Problem details: A word-for-word repeat of the records below is what this calls for.

Component data from apps and pages:
━━━━━━━━━━━━━━━━
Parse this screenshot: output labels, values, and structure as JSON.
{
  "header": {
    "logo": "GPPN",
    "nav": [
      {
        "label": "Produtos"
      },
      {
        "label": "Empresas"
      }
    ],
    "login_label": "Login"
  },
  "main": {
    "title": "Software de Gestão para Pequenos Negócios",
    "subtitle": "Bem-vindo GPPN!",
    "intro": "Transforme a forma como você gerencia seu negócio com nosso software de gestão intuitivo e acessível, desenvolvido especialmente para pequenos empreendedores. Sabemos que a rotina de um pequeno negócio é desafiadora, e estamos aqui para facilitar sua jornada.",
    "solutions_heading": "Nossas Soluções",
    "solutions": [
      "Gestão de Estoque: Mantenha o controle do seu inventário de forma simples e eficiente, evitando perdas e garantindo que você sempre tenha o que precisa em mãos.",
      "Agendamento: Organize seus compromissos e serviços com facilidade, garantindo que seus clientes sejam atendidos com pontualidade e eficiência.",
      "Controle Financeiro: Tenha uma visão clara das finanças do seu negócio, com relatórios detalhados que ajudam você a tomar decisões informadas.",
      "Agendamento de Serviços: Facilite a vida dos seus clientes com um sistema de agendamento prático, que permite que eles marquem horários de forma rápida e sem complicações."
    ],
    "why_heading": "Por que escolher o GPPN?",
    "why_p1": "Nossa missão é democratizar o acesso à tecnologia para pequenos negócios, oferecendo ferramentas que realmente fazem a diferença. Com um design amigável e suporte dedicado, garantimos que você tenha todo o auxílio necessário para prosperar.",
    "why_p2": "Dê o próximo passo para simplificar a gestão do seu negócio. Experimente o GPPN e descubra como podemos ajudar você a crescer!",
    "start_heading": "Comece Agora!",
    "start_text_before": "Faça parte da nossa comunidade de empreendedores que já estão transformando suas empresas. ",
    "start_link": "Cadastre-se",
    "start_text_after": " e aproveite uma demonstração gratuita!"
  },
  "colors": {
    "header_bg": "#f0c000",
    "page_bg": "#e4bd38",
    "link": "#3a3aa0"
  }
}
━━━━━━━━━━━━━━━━
Response to this exercise:
Parse this screenshot: output labels, values, and structure as JSON.
{
  "header": {
    "logo": "GPPN",
    "nav": [
      {
        "label": "Produtos"
      },
      {
        "label": "Empresas"
      }
    ],
    "login_label": "Login"
  },
  "main": {
    "title": "Software de Gestão para Pequenos Negócios",
    "subtitle": "Bem-vindo GPPN!",
    "intro": "Transforme a forma como você gerencia seu negócio com nosso software de gestão intuitivo e acessível, desenvolvido especialmente para pequenos empreendedores. Sabemos que a rotina de um pequeno negócio é desafiadora, e estamos aqui para facilitar sua jornada.",
    "solutions_heading": "Nossas Soluções",
    "solutions": [
      "Gestão de Estoque: Mantenha o controle do seu inventário de forma simples e eficiente, evitando perdas e garantindo que você sempre tenha o que precisa em mãos.",
      "Agendamento: Organize seus compromissos e serviços com facilidade, garantindo que seus clientes sejam atendidos com pontualidade e eficiência.",
      "Controle Financeiro: Tenha uma visão clara das finanças do seu negócio, com relatórios detalhados que ajudam você a tomar decisões informadas.",
      "Agendamento de Serviços: Facilite a vida dos seus clientes com um sistema de agendamento prático, que permite que eles marquem horários de forma rápida e sem complicações."
    ],
    "why_heading": "Por que escolher o GPPN?",
    "why_p1": "Nossa missão é democratizar o acesso à tecnologia para pequenos negócios, oferecendo ferramentas que realmente fazem a diferença. Com um design amigável e suporte dedicado, garantimos que você tenha todo o auxílio necessário para prosperar.",
    "why_p2": "Dê o próximo passo para simplificar a gestão do seu negócio. Experimente o GPPN e descubra como podemos ajudar você a crescer!",
    "start_heading": "Comece Agora!",
    "start_text_before": "Faça parte da nossa comunidade de empreendedores que já estão transformando suas empresas. ",
    "start_link": "Cadastre-se",
    "start_text_after": " e aproveite uma demonstração gratuita!"
  },
  "colors": {
    "header_bg": "#f0c000",
    "page_bg": "#e4bd38",
    "link": "#3a3aa0"
  }
}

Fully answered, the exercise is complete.